In the 7.5 years since we bought this property, this is the first time this garden bed has flourished.
It’s taken about 2 years, but the greenhouse is finally planted out.
Retractable shade netting, instead of the poly-film we originally intended to use.
The citrus grove
Inside the stone fruit/apple orchard
Rick bought an array of unusual varieties of apple, that should thrive in our climate.
The trees are only a couple of years old, but fruiting heavily already.
Another apple tree
Looking back down at the market garden from the top paddock
Not willing to budge! The broody duck refuses to get out of the way for her friend, who also wants to lay in this nest.

We live in what is typically a drought zone. Excellent bore water, but very little rain to speak of. This last month of rain has really beautified our area, so I got outside to ‘take a picture, it’ll last longer’, as the saying goes.

Christmas/ New Year Trading Hours

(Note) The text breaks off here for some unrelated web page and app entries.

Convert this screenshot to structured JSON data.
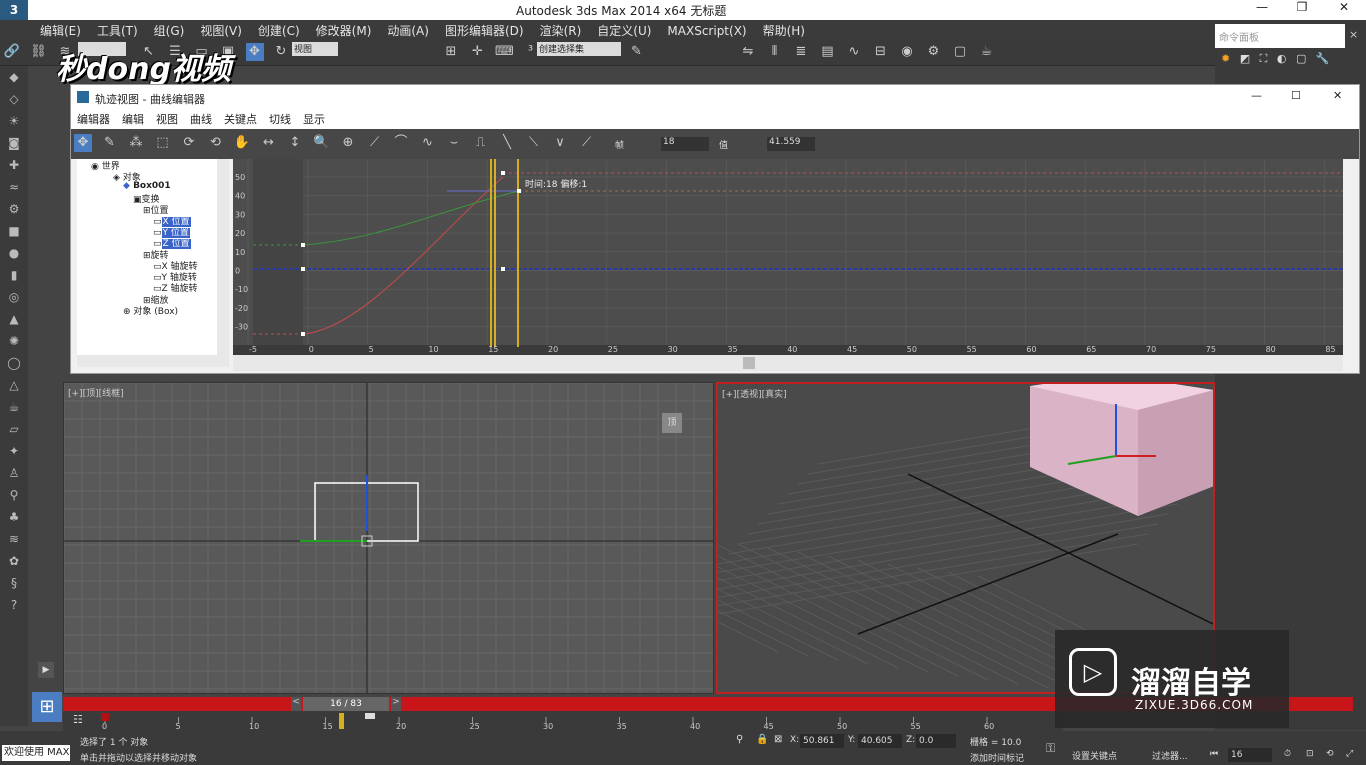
{
  "window": {
    "title": "Autodesk 3ds Max  2014 x64    无标题"
  },
  "menubar": {
    "items": [
      "编辑(E)",
      "工具(T)",
      "组(G)",
      "视图(V)",
      "创建(C)",
      "修改器(M)",
      "动画(A)",
      "图形编辑器(D)",
      "渲染(R)",
      "自定义(U)",
      "MAXScript(X)",
      "帮助(H)"
    ]
  },
  "toolbar": {
    "view_select": "视图",
    "selection_set": "创建选择集"
  },
  "logo_text": "秒dong视频",
  "command_panel": {
    "search_placeholder": "命令面板"
  },
  "curve_editor": {
    "title": "轨迹视图 - 曲线编辑器",
    "menu": [
      "编辑器",
      "编辑",
      "视图",
      "曲线",
      "关键点",
      "切线",
      "显示"
    ],
    "frame_label": "帧",
    "frame_value": "18",
    "value_label": "值",
    "value_value": "41.559",
    "tree": {
      "world": "世界",
      "objects": "对象",
      "box": "Box001",
      "transform": "变换",
      "position": "位置",
      "x_pos": "X 位置",
      "y_pos": "Y 位置",
      "z_pos": "Z 位置",
      "rotation": "旋转",
      "x_rot": "X 轴旋转",
      "y_rot": "Y 轴旋转",
      "z_rot": "Z 轴旋转",
      "scale": "缩放",
      "object_box": "对象 (Box)"
    },
    "tooltip": "时间:18  偏移:1",
    "y_ticks": [
      "50",
      "40",
      "30",
      "20",
      "10",
      "0",
      "-10",
      "-20",
      "-30"
    ],
    "x_ticks": [
      "-5",
      "0",
      "5",
      "10",
      "15",
      "20",
      "25",
      "30",
      "35",
      "40",
      "45",
      "50",
      "55",
      "60",
      "65",
      "70",
      "75",
      "80",
      "85"
    ]
  },
  "viewports": {
    "top_label": "[+][顶][线框]",
    "persp_label": "[+][透视][真实]",
    "top_cube_label": "顶"
  },
  "timeline": {
    "frame_display": "16 / 83"
  },
  "trackbar": {
    "ticks": [
      "0",
      "5",
      "10",
      "15",
      "20",
      "25",
      "30",
      "35",
      "40",
      "45",
      "50",
      "55",
      "60"
    ]
  },
  "status": {
    "welcome": "欢迎使用 MAX",
    "selected": "选择了 1 个 对象",
    "prompt": "单击并拖动以选择并移动对象",
    "x_label": "X:",
    "x_value": "50.861",
    "y_label": "Y:",
    "y_value": "40.605",
    "z_label": "Z:",
    "z_value": "0.0",
    "grid": "栅格 = 10.0",
    "add_time_tag": "添加时间标记",
    "set_key": "设置关键点",
    "filter": "过滤器...",
    "frame": "16"
  },
  "watermark": {
    "title": "溜溜自学",
    "url": "ZIXUE.3D66.COM"
  }
}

By NutritionNo Comments

Christmas/ New Year Trading Hours:


Christmas Eve, 24th Dec: Open, last delivery run. Please place orders by Wednesday night.

Christmas Day: Closed

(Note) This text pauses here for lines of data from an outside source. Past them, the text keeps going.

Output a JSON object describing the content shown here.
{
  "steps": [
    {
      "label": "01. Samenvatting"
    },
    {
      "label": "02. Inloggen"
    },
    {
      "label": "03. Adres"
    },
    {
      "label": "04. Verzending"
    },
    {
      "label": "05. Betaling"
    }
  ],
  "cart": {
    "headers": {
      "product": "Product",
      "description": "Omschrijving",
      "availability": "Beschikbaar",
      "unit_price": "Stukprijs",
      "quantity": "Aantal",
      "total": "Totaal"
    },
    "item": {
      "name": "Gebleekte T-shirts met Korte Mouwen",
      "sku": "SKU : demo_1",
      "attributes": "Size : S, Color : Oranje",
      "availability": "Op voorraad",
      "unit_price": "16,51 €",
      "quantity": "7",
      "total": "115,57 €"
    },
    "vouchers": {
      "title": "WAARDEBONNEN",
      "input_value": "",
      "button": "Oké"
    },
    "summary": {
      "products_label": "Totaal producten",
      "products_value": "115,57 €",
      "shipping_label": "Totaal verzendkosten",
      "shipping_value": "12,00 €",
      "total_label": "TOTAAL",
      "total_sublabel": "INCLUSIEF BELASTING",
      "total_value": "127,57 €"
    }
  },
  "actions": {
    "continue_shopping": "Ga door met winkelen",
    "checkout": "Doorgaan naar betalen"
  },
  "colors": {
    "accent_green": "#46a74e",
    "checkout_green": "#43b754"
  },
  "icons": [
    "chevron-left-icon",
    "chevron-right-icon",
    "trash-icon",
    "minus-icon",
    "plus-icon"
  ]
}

Boxing Day: Closed

Sunday 27th: Closed

Monday 28th: Closed 

Tuesday 29th: Closed

Wednesday 30th: Open from 11am, and I plan to do the Wednesday delivery run.

Thursday 31st: Open from 11am-6pm

Friday 1st Jan: Closed

Saturday 2nd Jan: Closed 

Sunday 3rd Jan: Open again as normal.

Have a safe and happy Christmas!

Beet Kvass

By NutritionNo Comments

https://eatingeuropean.com/how-to-make-beet-kvass/

I’ve tried beet kvass before, and found it really earthy and…not something I’d voluntarily want to drink on a regular basis.

Our recent beetroot surplus had me looking at a variety of ways to preserve or ferment beet, which led me back to beet kvass. The recipe at the above link surprised me. It’s not only beet, but garlic, bay leaves, allspice and pepper. And it actually is pleasant to drink. It’s even effervescent!

Just be warned that beet is a pretty potent detoxifier and if you drink more than your body can handle, you’ll know it. Start with a shot glass of kvass and work your way up to more if you desire.

You don’t really need any special equipment to make the kvass, a large non-metallic vessel will do the job of fermenting, and then use a basic sieve for straining the finished product.

If you try it, let me know what you think.

Gifts from Where Deep Calls to Deep

By NutritionNo Comments

With Christmas approaching, it’s always lovely to find local cottage/family industries to buy from. Elizabeth, at Where Deep Calls to Deep, is just such an example. Drawing from her own experience of spending years battling autoimmune disease, and then being healed, she has created calendars and journals which offer encouragement to others on their journey.

Here’s where you can check out the range.

Caramelised Onion and Beetroot Relish

By RecipesNo Comments


1/4C extra virgin olive oil

1kg onions, thinly sliced

1/2 C coconut sugar (or brown sugar, but I’ve been using coconut)

1/3C raw sugar

1/2 C Balsamic Vinegar

4 sprigs of thyme, leaves picked

1 bay leaf

1/2tsp ground cloves

450g tin of beetroot (we use home canned pickled beetroot)

salt and pepper to taste


1) Heat oil in a large heavy based saucepan over a medium heat. Add onion and cook, stirring, for 20 minutes, or until just softened. Stir in sugars, vinegar, thyme, bay leaf and ground cloves. Bring to the boil, stirring occasionally, until sugar has dissolved.


2) Reduce heat to low and simmer, stirring, for 20 minutes until relish is thick. (I don’t stand over the stove the whole time, but stay nearby and stir periodically)


3) Meanwhile, drain beetroot, reserving 1/2C of the liquid. Finely chop beets and add, along with the reserved liquid, to pan. Cook, stirring for a further 5 minutes until rich in colour. Season to taste.


4) Ladle into sterilised jars and seal tightly. Store in a cool place for 1 month. Once opened, keep chilled and consume within 2 weeks. (I don’t heat process them, but do put the jars in the cold room once they’ve cooled down, just to be careful. We also don’t usually consume a whole jar in two weeks, but have not had any go off yet!)